To be sure, President Biden’s FY22 budget is not great for Big Oil backers, who shockingly continue to claim that fossil fuel subsidies do not exist (even doubling down last month, in testimony before Congress).

The budget proposal would eliminate some of the most egregious examples of corporate welfare, which may add up to some $121 billion over ten years in handouts for the fossil fuel industry.*

Some of these subsidies are downright ridiculous, including each of the top four:

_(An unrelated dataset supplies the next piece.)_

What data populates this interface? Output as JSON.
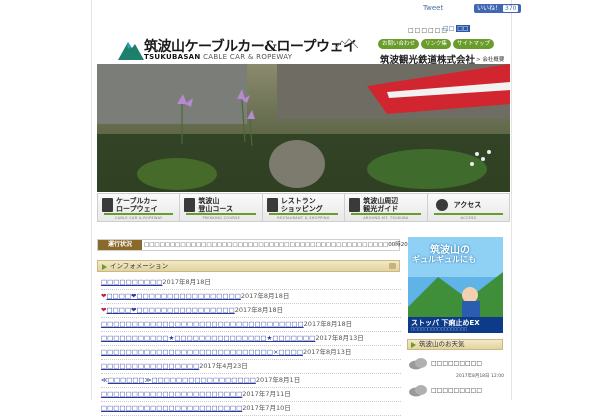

  1. Massive loopholes in taxing foreign oil and gas income (the $85 billion surprise!) that, among other things, exclude from normal US taxation any US-corporation-controlled foreign corporations’ income that specifically comes from oil and gas refining, transportation, and distribution…comically, these Trump-era giveaways incentivize both oil and gas polluting and offshoring.
  2. Expensing of intangible drilling costs ($10 billion) allows companies to immediately expense at least 70 percent of well drilling and construction costs that don’t have salvage value (100 percent for independent producers)–rather than depreciate them over time like normal capital investments…why the special carve-out for polluters?
  3. Percentage depletion allowance ($9 billion) allows independent producers to arbitrarily deduct 15 percent of gross production value, instead of allowing for deductions based on actual capital investments…meaning they can in some cases deduct more than they actually spend!
  4. Enhanced oil recovery credit ($8 billion) grants oil and gas producers a tax credit for 15 percent of the costs of pumping residual oil and gas out of wells using a tertiary injectant…a credit that subsidizes polluters’ hard-to-get-to (and often energy- and carbon-intensive) production.

These and other handouts sound convoluted, but the bottom line is that these subsidies deliver billions of dollars of public money to fossil fuel companies annually.

It’s no surprise that the industry has lobbied extensively to keep and expand them, all while fighting tooth and nail to prevent the public from seeing their taxes and the other payments they make to governments–in the US and other countries around the world.

This is why Oxfam applauds the administration’s effort to #BuildBackFossilFree. And the budget is not the only way Biden is challenging the industry’s grip on public spending. The President’s January 27 Executive Order instructed agencies to identify and eliminate subsidies, and his Made in America Tax Plan calls for their elimination.

However, while the administration’s actions on this front are laudable, we’ve also been down this road before. Former President Obama included some subsidy repeals in his budget proposals every year from 2009 to 2016. And every year, Congress left the polluter handouts intact.

So what’s different now?

A lot! There is now global consensus around the need to phase out fossil fuels in order to combat climate change. Notably, several of the world’s biggest oil and gas companies have begun to make commitments (if somewhat vague and insufficient) to reach net zero greenhouse gas emissions by 2050–meaning that their operations would, on the whole, no longer be fueling the climate crisis.

Just last week, the International Energy Association announced that achieving net zero in fact requires that that no new oil and gas fields be developed. And a suite of international organizations–including the IMFOECDG20 (and others)–have specifically called for an end to fossil fuel producer subsidies as a critical step toward phaseout.

But perhaps most importantly: The Democrats are now in control of both houses of Congress and the presidency for the first time in a decade. This reflects a groundswell of support from Americans seeking action to address climate changehold corporations accountable, and fight for racial equity. And the public understands: voters in both parties support ending fossil fuel subsidies.

What can Congress do?

Congress should pass the End Polluter Welfare Act, introduced by Sen. Sanders and Rep. Omar, that would comprehensively repeal fossil fuel subsidies; or incorporate many of the bill’s strong provisions into the upcoming infrastructure bill.

Congress should also enact the End Oil and Tax Gas Subsidies Act, introduced in the House by Reps. Blumenauer and Casten, or the fossil fuel subsidy repeal provisions of the Clean Energy for America Act introduced by Sen. Wyden.

Congress must seize the opportunity to address this issue, once and for all, by acting immediately.

*This approach and estimate may still be quite conservative: Reports by Oil Change International and others (and even scoring by the Joint Taxation Committee) have estimated some of these corporate handouts to be more costly and have also included additional subsidies to repeal.